“Fossil feed stock is all of your modern life. If you want to live a modern life, you need a fossil feed stock. You can’t get carbon any other way.
“If you want a chemistry lesson,” he added, referring to the other panellists, “I’ll help you out the back.”
“You’re so patronising, seriously,” Ms Hanson-Young interjected. Mr Liveris denied that he was.
“I’m not the one shaking my finger at people, mate,” she shot back.
Q&A host Hamish McDonald asked the panellists to “try and keep it respectful” before Mr Liveris accused Ms Hanson-Young of “yelling” at him.
It was among several tense moments between the South Australian Greens senator and Mr Liveris as the panel debated the Morrison government’s gas-fired recovery plan.
Within minutes of the program ending, Queensland Greens took to Twitter to chastise Mr Liveris’ behaviour and McDonald’s failure to step in.
“Women should be able to appear on @QandA & speak without being spoken down to, interrupted, mocked, patronised, have a finger pointed at them & spoken over the top of,” the party tweeted.
“That was appalling behaviour from Andrew Liveris & disappointing to see it not called out by the host #qanda.”
Queensland Greens also directed a tweet to Ms Hanson-Young. “Hey Sarah, well done,” it said. “That would not have been easy.”
Plenty of viewers also picked up on Mr Liveris’ apparent “mansplaining”.
Also on Thursday night’s panel was former Prime Minister Malcolm Turnbull, Channel 10 presenter Narelda Jacobs, and Federal Resources Minister Keith Pitt.
Mr Turnbull called out Mr Liveris for “mansplaining” at another point in the episode, as the pair disagreed about how many Australian jobs there were in industries using gas as feed stock.
Mr Liveris said there were 850,000 jobs.
“I don’t think that’s true.

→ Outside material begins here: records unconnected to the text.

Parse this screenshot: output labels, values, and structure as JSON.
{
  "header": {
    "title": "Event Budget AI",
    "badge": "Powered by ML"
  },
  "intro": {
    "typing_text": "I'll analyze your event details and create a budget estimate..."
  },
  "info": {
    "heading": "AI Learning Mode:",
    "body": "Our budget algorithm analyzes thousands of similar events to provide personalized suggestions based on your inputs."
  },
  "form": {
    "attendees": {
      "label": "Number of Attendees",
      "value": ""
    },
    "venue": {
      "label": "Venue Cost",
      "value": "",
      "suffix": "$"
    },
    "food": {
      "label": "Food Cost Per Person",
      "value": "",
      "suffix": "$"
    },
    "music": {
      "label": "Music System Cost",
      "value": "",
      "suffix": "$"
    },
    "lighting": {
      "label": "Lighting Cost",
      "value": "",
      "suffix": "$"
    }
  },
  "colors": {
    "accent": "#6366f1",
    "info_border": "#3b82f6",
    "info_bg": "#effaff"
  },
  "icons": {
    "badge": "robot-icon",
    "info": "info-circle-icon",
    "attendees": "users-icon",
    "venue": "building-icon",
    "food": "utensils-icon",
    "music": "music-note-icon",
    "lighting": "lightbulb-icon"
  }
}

I think you’re way out off the chart,” Mr Turnbull told him.
“Malcolm, I use the same people you use for research. When you were Prime Minister. Go talk to the people in Canberra,” Mr Liveris said.
“I don’t mind you mansplaining me,” Mr Turnbull said, appearing to reference the earlier spat with Ms Hanson-Young.
“I’m not, mate,” Mr Liveris fired back. “That’s a pretty cheap shot.”
The panel discussion on Australia’s commitment to climate change came as US President Joe Biden told a global climate summit at the White House the country would halve emissions by 2030, more than doubling its previous target.
The announcement was part of a virtual Earth Day summit attended by 40 world leaders including Prime Minister Scott Morrison.
Mr Morrison has confirmed Australia won’t budge on its remissions reduction target, but planned to tell his global peers the country was “committed” and “performing”.